Documentary Review: Good Thoughts, Good Words, Good Deeds
| Apr 22, 2016 06:50 pm
Cast: Zubin Mehta, Daniel Barenboim, Nancy Kovak, Gerson Da Cunha, Yusuf Hamied, Anil Dharker
Director: Bettina Ehrhardt
This beautiful homage to Zubin Mehta should be screened across India. Produced by Germany’s ARTE, the 80 minute biopic had its international premiere at the NCPA on the occasion of Mehta’s 80th birthday at the NCPA courtesy the German Consulate in Mumbai and Film India Worldwide. The film is produced by Renate Matuschka of Bce Films and will be telecast on Arte, the German French network in Europe.
Mehta, the Arte/Bce team and director Ehrhardt were present at the premiere and we see him in an early shot,surrounded by penguins who,you will agree, most resemble nuns and classical musicians togged up in coat-tails. It’s a lovely shot and sets the tone for what follows: An insight into Mehta’s musical artistry ( he is among the world’s best conductors ) and spirit. Mehta has a mind that is keen and he will not shy away from pronouncing the truth and battling the obdurate and the reactionary. He has critiqued artistic boycotts of Israel and Israeli settlements in Palestine. (And he has warned two Israeli orchestra members who objected on religious grounds to women singing that he would not tolerate such bias.)
Ehrhardt who majored in philosophy and linguistics in Hamburg captures this fearless spirit that led him to play Richard Wagner (as an encore) in Israel, Wagner who is effectively banned in Israel for his anti-Semitic worldview.
Explains Mehta: “Wagner is central to the history and development of European music…he is the trunk to the branches of composers who followed him…”
Mehta speaks fluent German throughout the documentary which is embellished with archival footage which shows viewers a brave, brave Jewish violinist in the orchestra fending off fellow Jews who disrupted their performance with abuse and fisticuffs. Ehrhardt (always offscreen) talked to the violinist in Israel for the doc, getting him to go down memory lane.When some Israelis told Mehta,”Indian, go home!” the Israeli Philharmonic responded by making him Conductor for Life.
It is a position he also holds in tandem with the Maggio Musicale Fiorentino in Florence/Italy which commands his domicile in the heart of the Italian Renaissance,as much as Tel Aviv.
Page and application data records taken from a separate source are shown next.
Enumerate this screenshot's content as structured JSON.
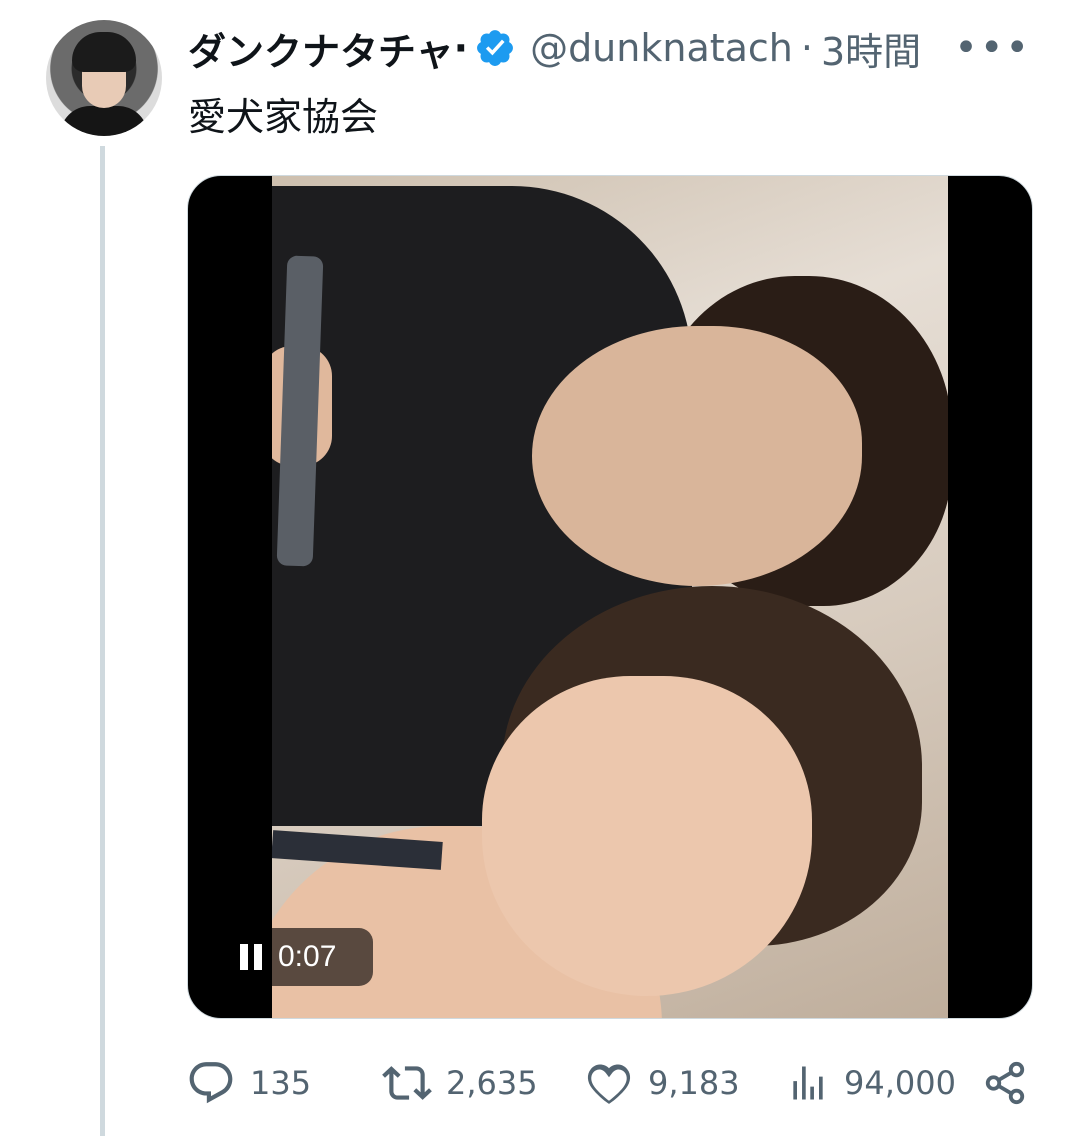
{
  "tweet": {
    "author_name": "ダンクナタチャ",
    "name_suffix": "·",
    "handle": "@dunknatach",
    "separator": "·",
    "time": "3時間",
    "more_label": "•••",
    "text": "愛犬家協会",
    "verified": true,
    "accent_color": "#1d9bf0"
  },
  "media": {
    "type": "video",
    "state": "playing",
    "duration": "0:07"
  },
  "actions": {
    "replies": "135",
    "retweets": "2,635",
    "likes": "9,183",
    "views": "94,000"
  },
  "icons": [
    "verified-badge-icon",
    "more-icon",
    "pause-icon",
    "reply-icon",
    "retweet-icon",
    "like-icon",
    "views-icon",
    "share-icon"
  ]
}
The aforementioned brave violinist recalls how he wept when they played the Hatikva, Israel’s national anthem in Germany.
Mehta also has homes in the US and Germany (he is Conductor Laureate of the Bavarian State Orchestra, the Munich Philharmonic) and of course, Bombay (now Mumbai) where he grew up. So, naturally, caught up with his erstwhile neighbors (boyhood chum Yusuf Khwaja Hamied) and school mates (Gerson da Cunha) who oddly refers to their Jesuit-run alma mater St Mary’s as an Anglo-Indian institution. Your reviewer finds it odd, because Protestant institutions are generally described as Anglo-Indian, and Roman Catholic as well, Catholic.
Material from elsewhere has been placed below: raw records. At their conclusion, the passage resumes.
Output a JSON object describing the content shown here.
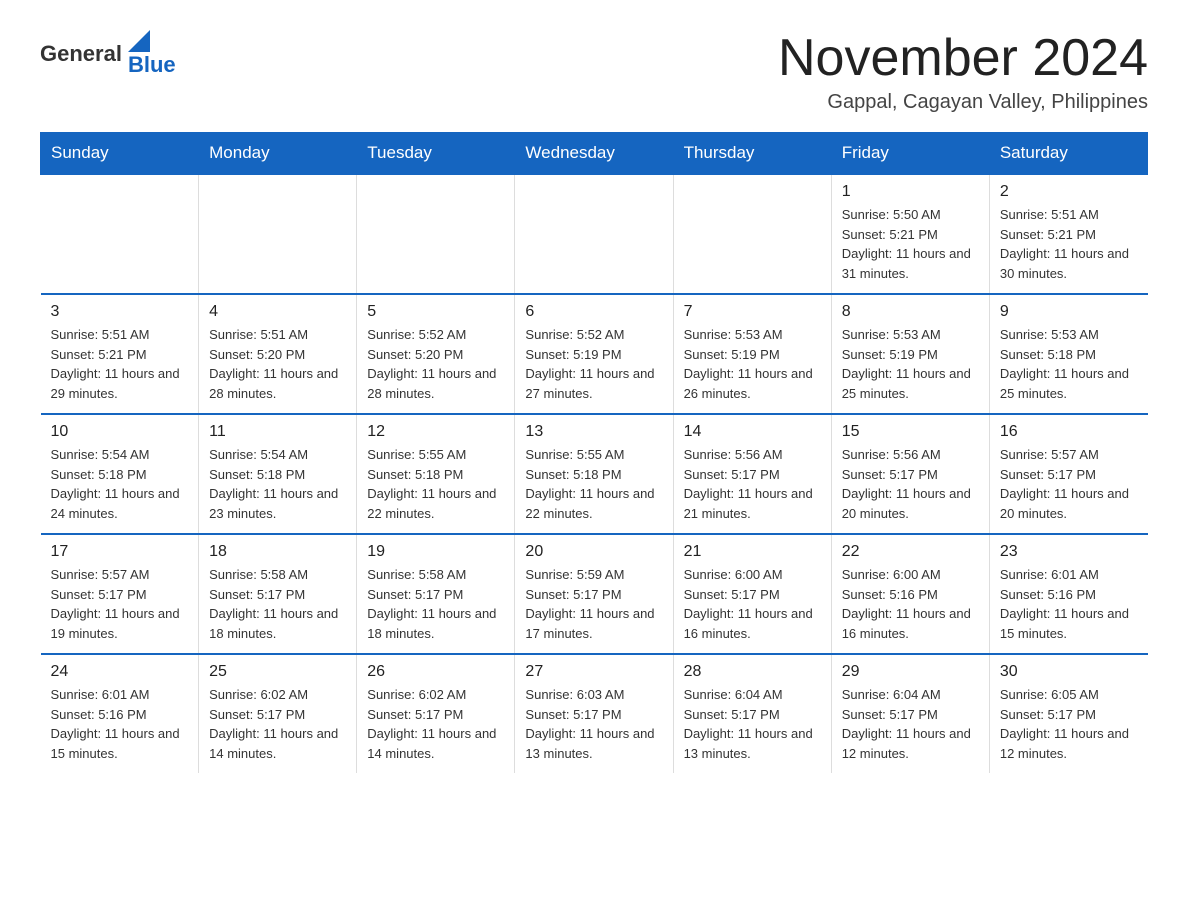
{
  "header": {
    "logo_general": "General",
    "logo_blue": "Blue",
    "title": "November 2024",
    "subtitle": "Gappal, Cagayan Valley, Philippines"
  },
  "weekdays": [
    "Sunday",
    "Monday",
    "Tuesday",
    "Wednesday",
    "Thursday",
    "Friday",
    "Saturday"
  ],
  "weeks": [
    [
      {
        "day": "",
        "detail": ""
      },
      {
        "day": "",
        "detail": ""
      },
      {
        "day": "",
        "detail": ""
      },
      {
        "day": "",
        "detail": ""
      },
      {
        "day": "",
        "detail": ""
      },
      {
        "day": "1",
        "detail": "Sunrise: 5:50 AM\nSunset: 5:21 PM\nDaylight: 11 hours and 31 minutes."
      },
      {
        "day": "2",
        "detail": "Sunrise: 5:51 AM\nSunset: 5:21 PM\nDaylight: 11 hours and 30 minutes."
      }
    ],
    [
      {
        "day": "3",
        "detail": "Sunrise: 5:51 AM\nSunset: 5:21 PM\nDaylight: 11 hours and 29 minutes."
      },
      {
        "day": "4",
        "detail": "Sunrise: 5:51 AM\nSunset: 5:20 PM\nDaylight: 11 hours and 28 minutes."
      },
      {
        "day": "5",
        "detail": "Sunrise: 5:52 AM\nSunset: 5:20 PM\nDaylight: 11 hours and 28 minutes."
      },
      {
        "day": "6",
        "detail": "Sunrise: 5:52 AM\nSunset: 5:19 PM\nDaylight: 11 hours and 27 minutes."
      },
      {
        "day": "7",
        "detail": "Sunrise: 5:53 AM\nSunset: 5:19 PM\nDaylight: 11 hours and 26 minutes."
      },
      {
        "day": "8",
        "detail": "Sunrise: 5:53 AM\nSunset: 5:19 PM\nDaylight: 11 hours and 25 minutes."
      },
      {
        "day": "9",
        "detail": "Sunrise: 5:53 AM\nSunset: 5:18 PM\nDaylight: 11 hours and 25 minutes."
      }
    ],
    [
      {
        "day": "10",
        "detail": "Sunrise: 5:54 AM\nSunset: 5:18 PM\nDaylight: 11 hours and 24 minutes."
      },
      {
        "day": "11",
        "detail": "Sunrise: 5:54 AM\nSunset: 5:18 PM\nDaylight: 11 hours and 23 minutes."
      },
      {
        "day": "12",
        "detail": "Sunrise: 5:55 AM\nSunset: 5:18 PM\nDaylight: 11 hours and 22 minutes."
      },
      {
        "day": "13",
        "detail": "Sunrise: 5:55 AM\nSunset: 5:18 PM\nDaylight: 11 hours and 22 minutes."
      },
      {
        "day": "14",
        "detail": "Sunrise: 5:56 AM\nSunset: 5:17 PM\nDaylight: 11 hours and 21 minutes."
      },
      {
        "day": "15",
        "detail": "Sunrise: 5:56 AM\nSunset: 5:17 PM\nDaylight: 11 hours and 20 minutes."
      },
      {
        "day": "16",
        "detail": "Sunrise: 5:57 AM\nSunset: 5:17 PM\nDaylight: 11 hours and 20 minutes."
      }
    ],
    [
      {
        "day": "17",
        "detail": "Sunrise: 5:57 AM\nSunset: 5:17 PM\nDaylight: 11 hours and 19 minutes."
      },
      {
        "day": "18",
        "detail": "Sunrise: 5:58 AM\nSunset: 5:17 PM\nDaylight: 11 hours and 18 minutes."
      },
      {
        "day": "19",
        "detail": "Sunrise: 5:58 AM\nSunset: 5:17 PM\nDaylight: 11 hours and 18 minutes."
      },
      {
        "day": "20",
        "detail": "Sunrise: 5:59 AM\nSunset: 5:17 PM\nDaylight: 11 hours and 17 minutes."
      },
      {
        "day": "21",
        "detail": "Sunrise: 6:00 AM\nSunset: 5:17 PM\nDaylight: 11 hours and 16 minutes."
      },
      {
        "day": "22",
        "detail": "Sunrise: 6:00 AM\nSunset: 5:16 PM\nDaylight: 11 hours and 16 minutes."
      },
      {
        "day": "23",
        "detail": "Sunrise: 6:01 AM\nSunset: 5:16 PM\nDaylight: 11 hours and 15 minutes."
      }
    ],
    [
      {
        "day": "24",
        "detail": "Sunrise: 6:01 AM\nSunset: 5:16 PM\nDaylight: 11 hours and 15 minutes."
      },
      {
        "day": "25",
        "detail": "Sunrise: 6:02 AM\nSunset: 5:17 PM\nDaylight: 11 hours and 14 minutes."
      },
      {
        "day": "26",
        "detail": "Sunrise: 6:02 AM\nSunset: 5:17 PM\nDaylight: 11 hours and 14 minutes."
      },
      {
        "day": "27",
        "detail": "Sunrise: 6:03 AM\nSunset: 5:17 PM\nDaylight: 11 hours and 13 minutes."
      },
      {
        "day": "28",
        "detail": "Sunrise: 6:04 AM\nSunset: 5:17 PM\nDaylight: 11 hours and 13 minutes."
      },
      {
        "day": "29",
        "detail": "Sunrise: 6:04 AM\nSunset: 5:17 PM\nDaylight: 11 hours and 12 minutes."
      },
      {
        "day": "30",
        "detail": "Sunrise: 6:05 AM\nSunset: 5:17 PM\nDaylight: 11 hours and 12 minutes."
      }
    ]
  ]
}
The film omits Mehta’s first ever performance in Mumbai at the Shanmukhananda with an American orchestra. What’s even more intriguing is the excision of Mehta’s personal life: he mentions his first wife who bore him two kids, once; his second partner, an Israeli with whom he has a son, don’t figure at all. The third Mrs Mehta, Nancy Kovack who used to be beautiful in her Hollywood film/tv heyday, makes a revelatory remark which alludes to hostility she must have faced from the orthodox sections of the Parsi community.
But the maestro has aged well. Age has not withered him, nor custom staled his infinite variety: he is till spry, sassy and striking. In his youth, as we can see from archival footage, he was devastatingly handsome and I don’t know if movie offers ever came his way.Filmmakers should have queued outside his door.
And I am not aware of the exact duration that director spent with Mehta and his fellow-musicians and friends, but whatever it was – a little or a lot – Ehrhardt must be commended for capturing Mehta’s genius (he quit medicine to study music in Vienna) and modesty. We see the Chinese pianist who confesses she once forgot her entry, so wrapped up was she in watching his hands. There is Greta Bradman, granddaughter of the legendary cricketer Don Bradman, who reveals Mehta’s artistry in getting her to soar to exalted climes. And there are all the little children who are learning music at the NCPA courtesy the foundation set up in memory of his father,Mehli who founded the Bombay Symphony Orchestra and played with his band at the Taj Mahal Hotel because as apro Zubin summed it, “classical music didn’t pay enough to support a family.” Sadly, it still doesn’t.